With more and more children and teens showing signs of low motivation, teachers and parents are struggling to find tools that will inspire a sense of drive. In reality, these children are not unmotivated. They simply are only motivated to do what comes easy or what is entertaining. They are not motivated for tasks that they don’t like or for work they find challenging.

Thus, many are motivated to play video games, sports, or watch YouTube videos, but unmotivated to do their schoolwork or help out around the house. Tension and conflict arise when you try to get them ‘going’ on their schoolwork or perhaps just clean their room.

The External: Setting up the parenting system to build motivation

Put the reality formula in place first: Effort is required before you get the goodies.

In last week’s article, we covered the first essential step to motivate children to get moving. In essence, it means that you must get some leverage in play. To do this, get control of the goodies, and require real effort before you open the door to those goodies. Please review Part I here.

Don’t empower the resistance, the laziness, or the talking back.

We have a power that we often (unknowingly) abuse. The power comes from what we engage with our children. If we regularly engage our children when they are talking back, putting us off, resisting the task at hand…we GIVE POWER to their resistance.

This is critical to understand. If we give power to that resistance (regardless of what form it comes in), it will simply gain more and more power over time. We must stop this, or all of your other hard work will be for naught.

The bottom line here is this: Put the reality formula in place. Explain how it works, but only ONE time. Then, when your kids resist and say, “You’re crazy mom” or simply sit on the sofa, just walk away, lovingly, and with a big smile on your face. Go on about your day, and be patient. Remember, you control the goodies and they will ALWAYS return to wanting the goodies. Eventually, as long as you do not empower the resistance, they will come around. Might it take a few days? Yes, for some it will. Just be patient.

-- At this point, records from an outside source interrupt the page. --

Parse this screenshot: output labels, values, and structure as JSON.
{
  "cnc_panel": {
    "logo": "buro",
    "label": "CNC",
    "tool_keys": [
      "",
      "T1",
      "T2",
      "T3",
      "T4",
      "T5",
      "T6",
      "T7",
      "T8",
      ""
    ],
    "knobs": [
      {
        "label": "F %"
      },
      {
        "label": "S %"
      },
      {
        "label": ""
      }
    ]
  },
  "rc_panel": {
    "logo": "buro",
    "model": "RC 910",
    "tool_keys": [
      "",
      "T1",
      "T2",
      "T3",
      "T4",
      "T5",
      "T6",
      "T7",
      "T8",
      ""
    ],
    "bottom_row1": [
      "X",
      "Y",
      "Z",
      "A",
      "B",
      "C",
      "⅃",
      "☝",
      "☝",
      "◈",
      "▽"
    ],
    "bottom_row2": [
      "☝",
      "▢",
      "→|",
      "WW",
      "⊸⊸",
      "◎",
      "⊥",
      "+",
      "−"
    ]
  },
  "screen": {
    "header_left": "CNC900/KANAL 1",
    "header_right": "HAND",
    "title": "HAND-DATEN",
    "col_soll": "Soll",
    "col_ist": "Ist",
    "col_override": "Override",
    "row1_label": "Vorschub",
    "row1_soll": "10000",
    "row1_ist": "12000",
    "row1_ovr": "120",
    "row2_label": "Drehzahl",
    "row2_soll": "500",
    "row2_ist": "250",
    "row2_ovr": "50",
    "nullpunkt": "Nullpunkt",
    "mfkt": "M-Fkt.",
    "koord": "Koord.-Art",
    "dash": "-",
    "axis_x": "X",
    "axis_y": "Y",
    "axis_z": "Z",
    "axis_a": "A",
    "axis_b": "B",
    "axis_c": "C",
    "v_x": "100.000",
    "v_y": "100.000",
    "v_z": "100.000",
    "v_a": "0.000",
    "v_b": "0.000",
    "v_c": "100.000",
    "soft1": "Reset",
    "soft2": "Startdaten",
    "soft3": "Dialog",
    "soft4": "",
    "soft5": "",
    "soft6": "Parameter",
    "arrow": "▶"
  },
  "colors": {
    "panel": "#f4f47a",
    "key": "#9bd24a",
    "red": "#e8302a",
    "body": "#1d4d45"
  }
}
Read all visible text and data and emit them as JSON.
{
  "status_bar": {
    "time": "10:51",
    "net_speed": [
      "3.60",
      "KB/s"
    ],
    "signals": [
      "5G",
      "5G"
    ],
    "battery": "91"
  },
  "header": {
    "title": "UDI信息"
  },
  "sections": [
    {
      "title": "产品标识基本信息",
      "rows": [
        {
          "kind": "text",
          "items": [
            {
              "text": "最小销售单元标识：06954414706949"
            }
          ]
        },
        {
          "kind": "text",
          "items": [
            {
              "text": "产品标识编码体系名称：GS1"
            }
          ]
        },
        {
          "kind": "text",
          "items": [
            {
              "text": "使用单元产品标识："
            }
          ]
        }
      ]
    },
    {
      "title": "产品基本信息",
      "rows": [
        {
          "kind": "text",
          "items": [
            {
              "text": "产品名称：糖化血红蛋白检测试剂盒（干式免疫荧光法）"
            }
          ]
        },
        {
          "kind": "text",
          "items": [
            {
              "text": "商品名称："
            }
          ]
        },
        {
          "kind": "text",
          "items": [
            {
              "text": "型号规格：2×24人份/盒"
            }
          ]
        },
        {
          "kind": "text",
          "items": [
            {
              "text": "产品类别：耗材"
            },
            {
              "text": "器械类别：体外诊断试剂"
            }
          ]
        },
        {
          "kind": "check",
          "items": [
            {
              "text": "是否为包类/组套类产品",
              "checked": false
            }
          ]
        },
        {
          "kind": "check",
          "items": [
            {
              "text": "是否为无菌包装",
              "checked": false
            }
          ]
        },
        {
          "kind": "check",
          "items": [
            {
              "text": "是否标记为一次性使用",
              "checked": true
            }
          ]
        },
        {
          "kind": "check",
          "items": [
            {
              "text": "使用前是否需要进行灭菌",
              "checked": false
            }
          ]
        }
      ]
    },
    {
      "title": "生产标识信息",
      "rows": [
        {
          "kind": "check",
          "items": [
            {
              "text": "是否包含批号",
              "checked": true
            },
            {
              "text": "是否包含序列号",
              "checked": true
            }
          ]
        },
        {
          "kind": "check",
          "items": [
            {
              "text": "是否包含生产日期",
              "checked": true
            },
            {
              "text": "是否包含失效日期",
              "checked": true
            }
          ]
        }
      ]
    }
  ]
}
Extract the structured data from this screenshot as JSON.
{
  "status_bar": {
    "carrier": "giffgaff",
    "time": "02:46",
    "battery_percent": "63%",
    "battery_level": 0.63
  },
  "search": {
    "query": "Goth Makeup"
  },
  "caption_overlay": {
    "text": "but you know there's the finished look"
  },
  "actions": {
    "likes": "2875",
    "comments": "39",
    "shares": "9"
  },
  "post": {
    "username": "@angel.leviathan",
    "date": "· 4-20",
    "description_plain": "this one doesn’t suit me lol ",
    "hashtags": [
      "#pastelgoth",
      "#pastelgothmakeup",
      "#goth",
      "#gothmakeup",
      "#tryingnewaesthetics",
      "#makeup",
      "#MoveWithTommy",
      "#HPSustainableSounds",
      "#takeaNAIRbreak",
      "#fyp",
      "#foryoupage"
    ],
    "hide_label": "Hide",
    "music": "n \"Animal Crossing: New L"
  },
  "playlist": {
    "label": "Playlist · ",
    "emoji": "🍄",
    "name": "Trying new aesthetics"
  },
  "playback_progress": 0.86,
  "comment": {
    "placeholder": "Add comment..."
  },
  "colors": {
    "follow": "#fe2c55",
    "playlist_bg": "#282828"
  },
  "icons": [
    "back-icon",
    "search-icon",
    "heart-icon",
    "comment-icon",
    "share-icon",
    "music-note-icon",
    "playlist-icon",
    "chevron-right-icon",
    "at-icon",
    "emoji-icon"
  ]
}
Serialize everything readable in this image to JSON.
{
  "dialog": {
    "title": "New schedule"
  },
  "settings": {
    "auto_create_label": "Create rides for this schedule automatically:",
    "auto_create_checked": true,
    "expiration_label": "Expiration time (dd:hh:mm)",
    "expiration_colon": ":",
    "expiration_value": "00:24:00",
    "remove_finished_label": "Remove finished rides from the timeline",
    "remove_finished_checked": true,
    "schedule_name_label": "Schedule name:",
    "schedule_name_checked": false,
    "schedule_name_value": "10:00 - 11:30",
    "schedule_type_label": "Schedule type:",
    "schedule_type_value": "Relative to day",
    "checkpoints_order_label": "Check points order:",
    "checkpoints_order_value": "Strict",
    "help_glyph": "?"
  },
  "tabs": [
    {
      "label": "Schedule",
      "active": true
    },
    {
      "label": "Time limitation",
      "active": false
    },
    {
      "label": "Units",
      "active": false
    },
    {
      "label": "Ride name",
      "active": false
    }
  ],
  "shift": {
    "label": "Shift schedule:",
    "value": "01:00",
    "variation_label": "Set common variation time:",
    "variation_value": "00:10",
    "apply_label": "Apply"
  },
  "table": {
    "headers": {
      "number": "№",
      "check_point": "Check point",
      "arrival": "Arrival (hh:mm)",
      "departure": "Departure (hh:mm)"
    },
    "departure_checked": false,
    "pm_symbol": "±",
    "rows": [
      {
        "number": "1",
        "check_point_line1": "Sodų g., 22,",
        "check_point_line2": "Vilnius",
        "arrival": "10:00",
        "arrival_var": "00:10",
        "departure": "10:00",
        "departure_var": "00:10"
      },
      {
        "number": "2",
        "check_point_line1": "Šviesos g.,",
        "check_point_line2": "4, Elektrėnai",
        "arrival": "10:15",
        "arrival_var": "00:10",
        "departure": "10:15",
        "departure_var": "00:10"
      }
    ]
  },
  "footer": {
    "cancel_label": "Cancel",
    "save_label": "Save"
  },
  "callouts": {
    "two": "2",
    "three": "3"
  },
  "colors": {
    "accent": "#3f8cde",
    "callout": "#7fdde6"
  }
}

Behavior changes first; then attitude changes much later.

Once you are patiently walking away from the resistance, you will eventually get compliance. They will do what you want. However, it will come with grumpiness, poor effort, and an attitude. Ignore all the attitude components; just don’t engage.

Do hold them to a standard of good effort. For example, when they clean their room, they will learn to pull everything out from under the bed once you simply say, “Not yet,” after glancing under the bed a few times. They will get it.

But, it is to be expected that they will still complain, perhaps be a bit disrespectful and continue to talk about the stupidity of the system. So you must focus on the behavior change you see and don’t be tempted to comment on their attitude or their comments.

Please trust this: The attitude will come around if you rigidly stick to points one and two above.

Abandon lectures, being right, and reminding them that you are right.

As the system begins to work, it will be tempting to remind your child or teen that you are right. It sounds like this; “Now, that wasn’t so hard…was it?” Or, “See, it only took you twenty minutes, but you wasted an hour complaining. Why don’t you just do it?”

These are futile and worthless comments. Let them go. You don’t have to be right or have the last word.

Words will not motivate here, at least…not yet. In next week’s article, we will discuss the role of coaching for your child. Not just what to do or say, but when to say it. For now, be patient. Stick with this system and you will see movement very soon!